Task to complete ::
Report each line from the data below that holds the word "folders".

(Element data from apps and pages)
'''

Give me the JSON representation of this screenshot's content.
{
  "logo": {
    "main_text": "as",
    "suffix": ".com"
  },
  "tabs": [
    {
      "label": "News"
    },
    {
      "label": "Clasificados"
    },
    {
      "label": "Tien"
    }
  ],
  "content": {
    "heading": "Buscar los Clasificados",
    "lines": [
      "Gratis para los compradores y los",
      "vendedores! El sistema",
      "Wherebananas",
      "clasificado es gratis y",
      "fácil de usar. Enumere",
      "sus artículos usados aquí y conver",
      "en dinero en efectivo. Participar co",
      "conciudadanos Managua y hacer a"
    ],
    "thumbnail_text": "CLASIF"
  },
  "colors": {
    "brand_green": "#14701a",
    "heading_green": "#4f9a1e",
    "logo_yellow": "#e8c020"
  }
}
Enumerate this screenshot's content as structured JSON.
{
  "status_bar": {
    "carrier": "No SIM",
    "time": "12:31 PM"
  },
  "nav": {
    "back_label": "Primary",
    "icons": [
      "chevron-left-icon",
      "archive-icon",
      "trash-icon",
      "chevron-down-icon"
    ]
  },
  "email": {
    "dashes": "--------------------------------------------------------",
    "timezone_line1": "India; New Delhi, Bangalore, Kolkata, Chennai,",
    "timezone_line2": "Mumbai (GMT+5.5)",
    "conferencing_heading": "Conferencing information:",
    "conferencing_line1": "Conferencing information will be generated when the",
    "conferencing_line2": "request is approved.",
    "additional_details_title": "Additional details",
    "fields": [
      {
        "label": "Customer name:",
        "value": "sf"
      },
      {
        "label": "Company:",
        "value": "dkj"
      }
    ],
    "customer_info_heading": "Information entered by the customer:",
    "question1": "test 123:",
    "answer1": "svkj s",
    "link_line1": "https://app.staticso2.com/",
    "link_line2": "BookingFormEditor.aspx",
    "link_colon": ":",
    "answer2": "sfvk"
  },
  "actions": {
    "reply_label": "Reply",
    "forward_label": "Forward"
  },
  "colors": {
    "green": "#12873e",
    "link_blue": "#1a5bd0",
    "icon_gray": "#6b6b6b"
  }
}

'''
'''

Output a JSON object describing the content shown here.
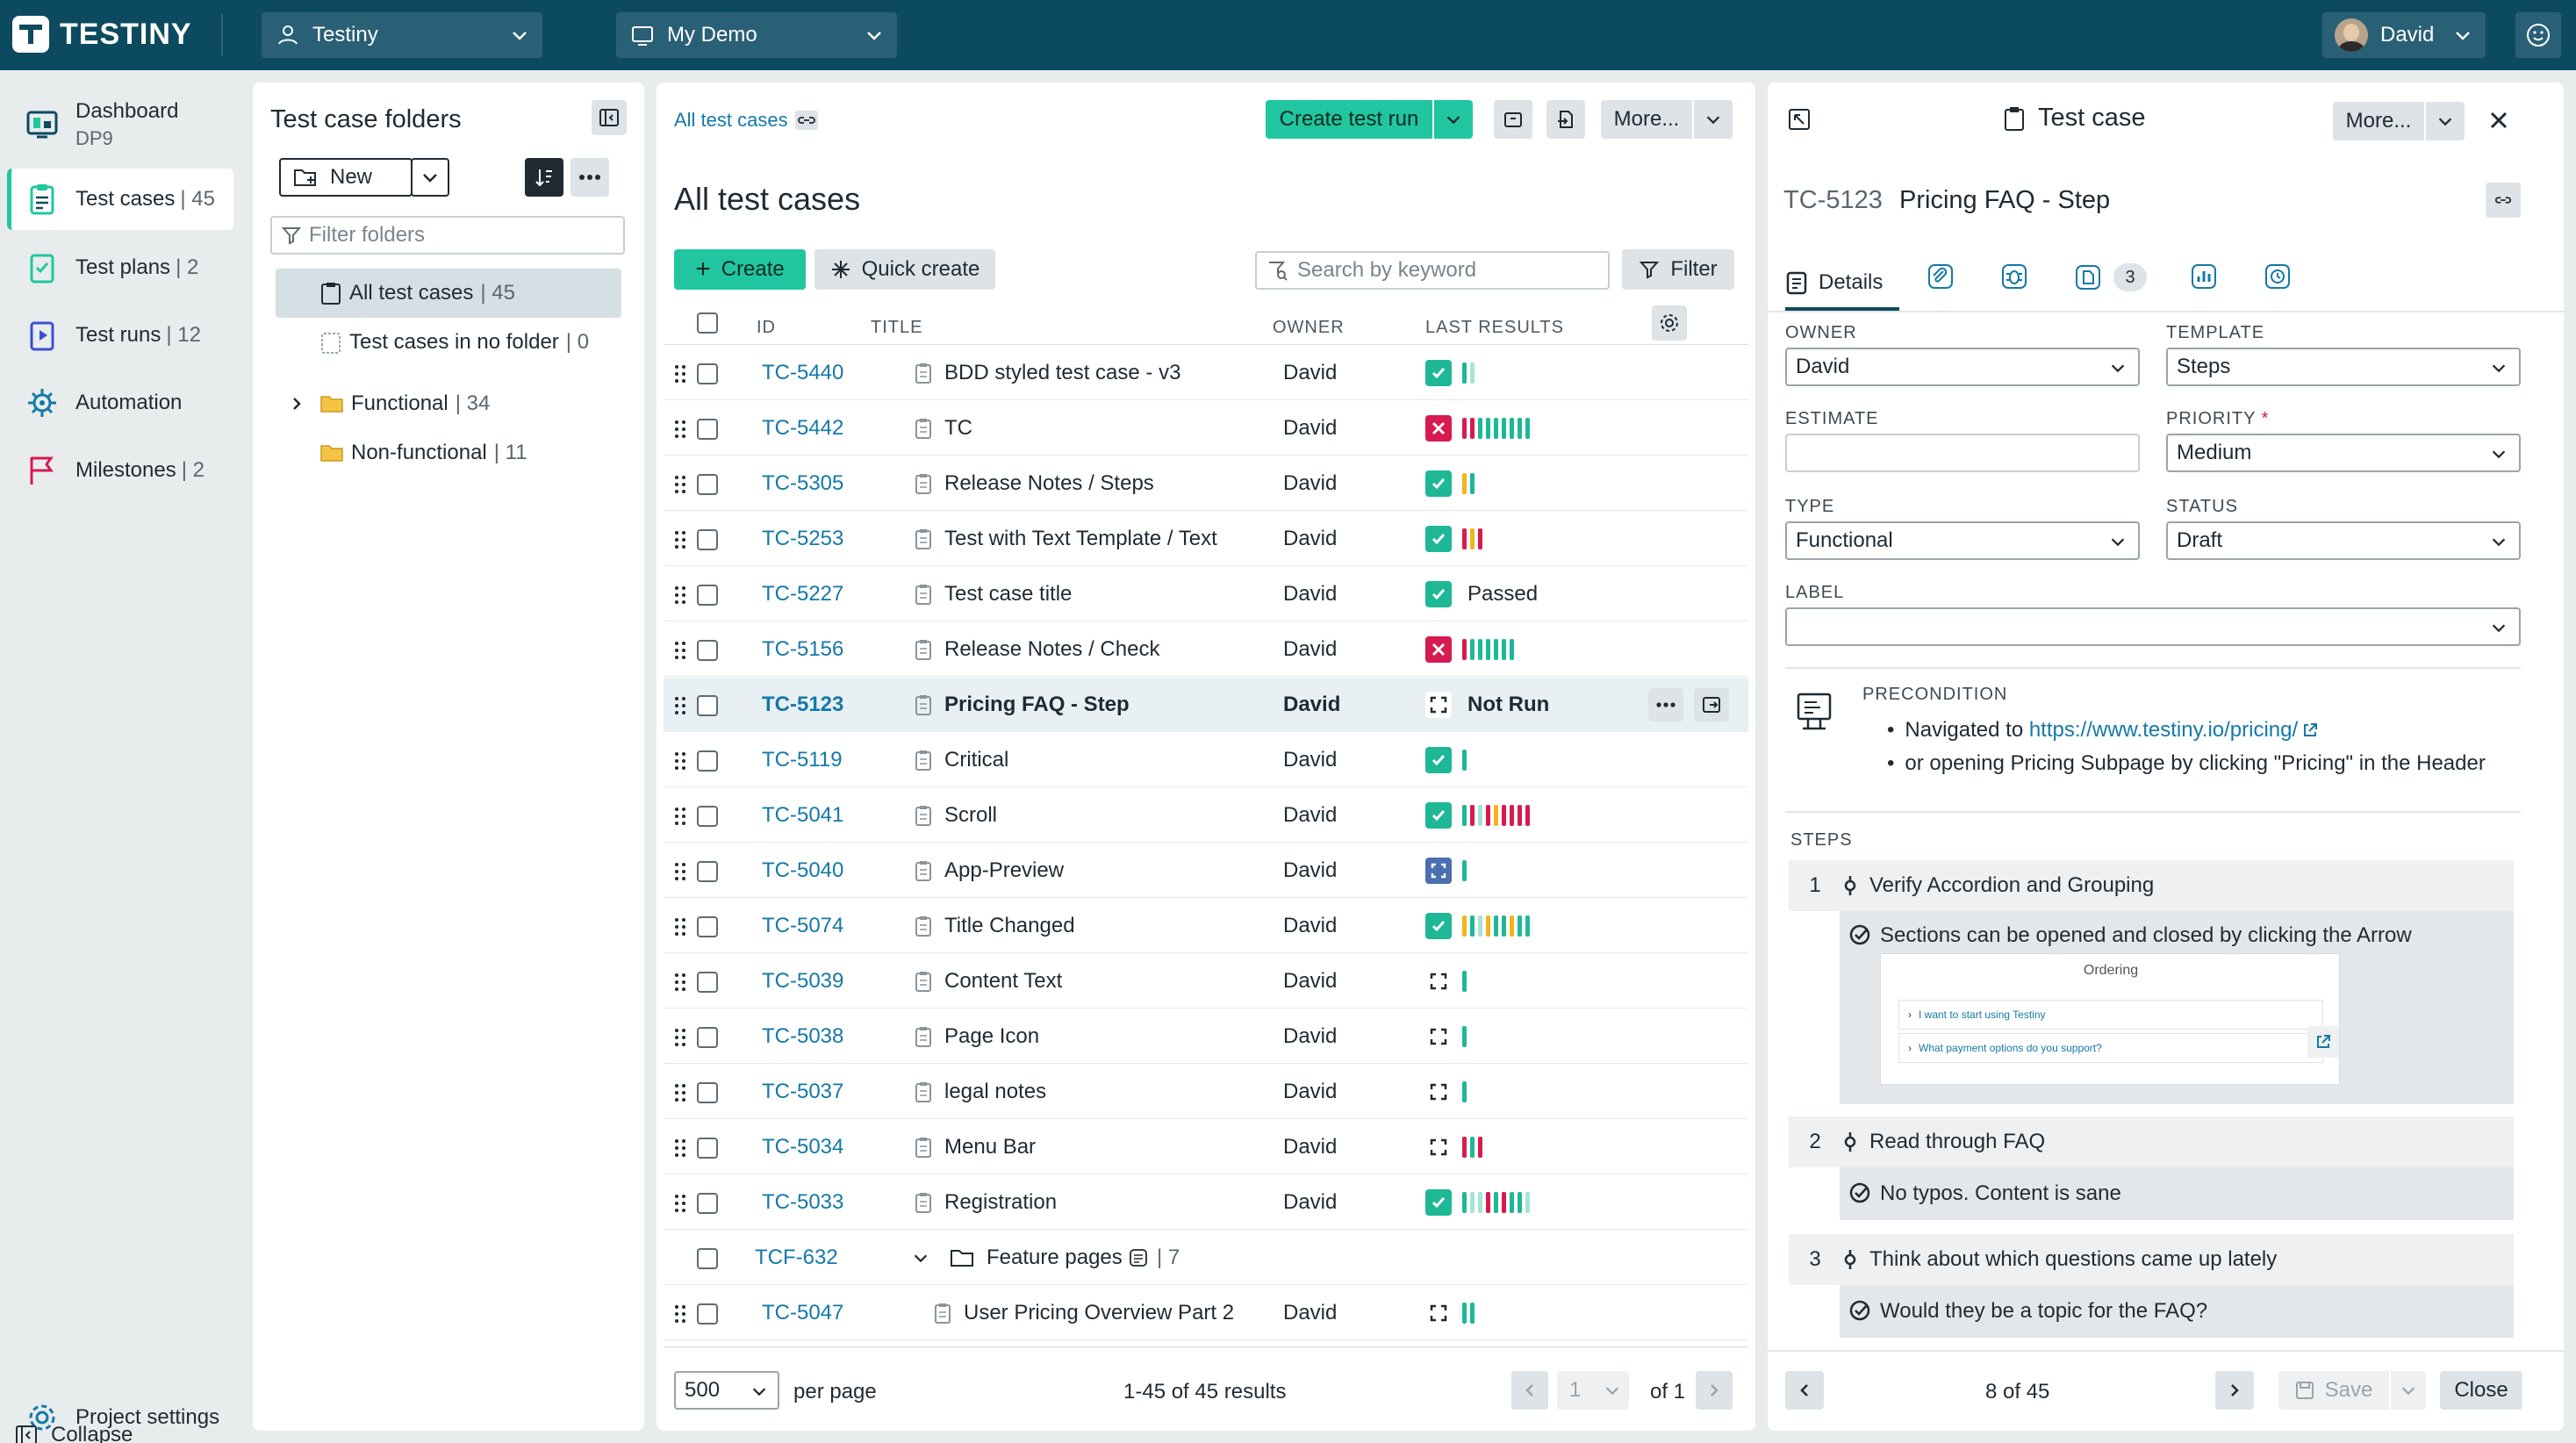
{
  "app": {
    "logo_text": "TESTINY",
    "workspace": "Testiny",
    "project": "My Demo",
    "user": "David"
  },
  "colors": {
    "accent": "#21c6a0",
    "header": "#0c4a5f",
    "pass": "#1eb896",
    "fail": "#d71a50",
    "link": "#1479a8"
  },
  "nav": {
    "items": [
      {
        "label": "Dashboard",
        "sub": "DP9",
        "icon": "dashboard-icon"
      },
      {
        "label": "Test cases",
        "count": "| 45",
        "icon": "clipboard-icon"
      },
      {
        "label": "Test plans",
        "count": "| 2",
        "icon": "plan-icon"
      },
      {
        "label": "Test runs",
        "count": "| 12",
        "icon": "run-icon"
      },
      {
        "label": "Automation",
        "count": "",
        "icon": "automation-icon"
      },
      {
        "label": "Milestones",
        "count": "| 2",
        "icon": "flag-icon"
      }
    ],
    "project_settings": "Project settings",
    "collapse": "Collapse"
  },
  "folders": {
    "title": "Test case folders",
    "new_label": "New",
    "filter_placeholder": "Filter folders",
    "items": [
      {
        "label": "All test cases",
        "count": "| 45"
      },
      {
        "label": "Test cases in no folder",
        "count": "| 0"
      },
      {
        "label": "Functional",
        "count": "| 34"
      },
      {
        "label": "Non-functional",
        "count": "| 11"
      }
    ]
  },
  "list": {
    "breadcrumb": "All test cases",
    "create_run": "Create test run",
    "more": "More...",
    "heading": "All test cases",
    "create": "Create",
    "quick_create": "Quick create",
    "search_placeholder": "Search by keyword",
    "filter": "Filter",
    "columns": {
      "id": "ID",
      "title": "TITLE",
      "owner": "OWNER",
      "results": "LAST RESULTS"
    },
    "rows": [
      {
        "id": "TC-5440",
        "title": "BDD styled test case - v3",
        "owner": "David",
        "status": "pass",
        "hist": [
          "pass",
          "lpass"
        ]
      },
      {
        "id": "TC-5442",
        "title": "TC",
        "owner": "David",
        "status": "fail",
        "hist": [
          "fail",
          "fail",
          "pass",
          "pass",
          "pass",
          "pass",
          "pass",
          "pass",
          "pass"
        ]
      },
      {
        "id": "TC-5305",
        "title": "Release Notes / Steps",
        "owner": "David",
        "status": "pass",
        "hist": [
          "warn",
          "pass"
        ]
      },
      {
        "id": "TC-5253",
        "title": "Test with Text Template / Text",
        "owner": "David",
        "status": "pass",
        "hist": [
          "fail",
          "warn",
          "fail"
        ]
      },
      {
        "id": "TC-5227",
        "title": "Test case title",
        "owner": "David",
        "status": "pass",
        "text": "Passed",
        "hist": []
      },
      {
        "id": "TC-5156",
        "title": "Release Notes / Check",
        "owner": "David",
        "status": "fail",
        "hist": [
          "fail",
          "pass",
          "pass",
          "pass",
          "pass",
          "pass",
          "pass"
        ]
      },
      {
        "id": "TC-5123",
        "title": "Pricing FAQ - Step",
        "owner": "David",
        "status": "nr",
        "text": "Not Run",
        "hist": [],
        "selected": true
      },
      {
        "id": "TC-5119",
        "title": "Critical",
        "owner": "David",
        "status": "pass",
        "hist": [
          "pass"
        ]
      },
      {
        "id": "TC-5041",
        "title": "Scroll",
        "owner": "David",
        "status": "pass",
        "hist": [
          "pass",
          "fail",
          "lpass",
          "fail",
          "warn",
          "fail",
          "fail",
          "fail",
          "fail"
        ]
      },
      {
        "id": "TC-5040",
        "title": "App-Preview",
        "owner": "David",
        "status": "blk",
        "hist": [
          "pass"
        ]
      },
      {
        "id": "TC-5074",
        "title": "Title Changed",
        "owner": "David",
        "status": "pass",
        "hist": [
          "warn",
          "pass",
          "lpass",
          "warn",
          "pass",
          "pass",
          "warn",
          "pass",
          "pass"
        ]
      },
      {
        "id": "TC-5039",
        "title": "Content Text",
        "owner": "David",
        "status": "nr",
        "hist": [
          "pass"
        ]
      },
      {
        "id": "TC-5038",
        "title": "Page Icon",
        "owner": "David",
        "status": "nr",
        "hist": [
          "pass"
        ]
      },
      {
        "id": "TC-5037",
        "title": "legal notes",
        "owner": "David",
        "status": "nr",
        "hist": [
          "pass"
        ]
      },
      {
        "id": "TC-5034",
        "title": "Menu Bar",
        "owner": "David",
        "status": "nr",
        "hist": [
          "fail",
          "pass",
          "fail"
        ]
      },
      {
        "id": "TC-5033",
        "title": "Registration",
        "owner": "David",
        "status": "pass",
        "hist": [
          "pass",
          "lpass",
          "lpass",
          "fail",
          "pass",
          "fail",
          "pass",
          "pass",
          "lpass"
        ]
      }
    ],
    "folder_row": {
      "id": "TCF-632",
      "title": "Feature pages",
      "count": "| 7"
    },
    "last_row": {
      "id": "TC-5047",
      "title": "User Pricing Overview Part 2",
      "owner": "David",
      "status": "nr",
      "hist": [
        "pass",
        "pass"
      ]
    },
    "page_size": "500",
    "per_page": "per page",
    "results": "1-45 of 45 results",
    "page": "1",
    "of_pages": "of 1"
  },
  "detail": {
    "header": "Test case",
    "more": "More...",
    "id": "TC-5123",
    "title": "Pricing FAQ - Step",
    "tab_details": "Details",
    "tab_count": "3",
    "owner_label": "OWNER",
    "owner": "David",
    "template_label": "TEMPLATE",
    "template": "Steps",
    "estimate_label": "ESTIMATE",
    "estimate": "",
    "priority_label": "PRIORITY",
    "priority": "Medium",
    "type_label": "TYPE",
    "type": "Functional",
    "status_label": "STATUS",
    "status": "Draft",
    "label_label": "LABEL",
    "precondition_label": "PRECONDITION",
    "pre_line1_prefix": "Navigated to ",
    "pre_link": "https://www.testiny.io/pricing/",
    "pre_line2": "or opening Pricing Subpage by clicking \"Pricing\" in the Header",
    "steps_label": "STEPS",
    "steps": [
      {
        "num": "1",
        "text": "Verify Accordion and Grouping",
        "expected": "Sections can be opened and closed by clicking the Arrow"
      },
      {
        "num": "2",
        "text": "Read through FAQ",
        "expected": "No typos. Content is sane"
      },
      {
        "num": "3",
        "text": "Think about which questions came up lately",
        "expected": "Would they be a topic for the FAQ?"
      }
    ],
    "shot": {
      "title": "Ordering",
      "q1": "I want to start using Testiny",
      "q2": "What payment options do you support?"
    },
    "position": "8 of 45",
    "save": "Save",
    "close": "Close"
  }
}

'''

Task solution ::
  "folders": {
    "title": "Test case folders",
    "filter_placeholder": "Filter folders",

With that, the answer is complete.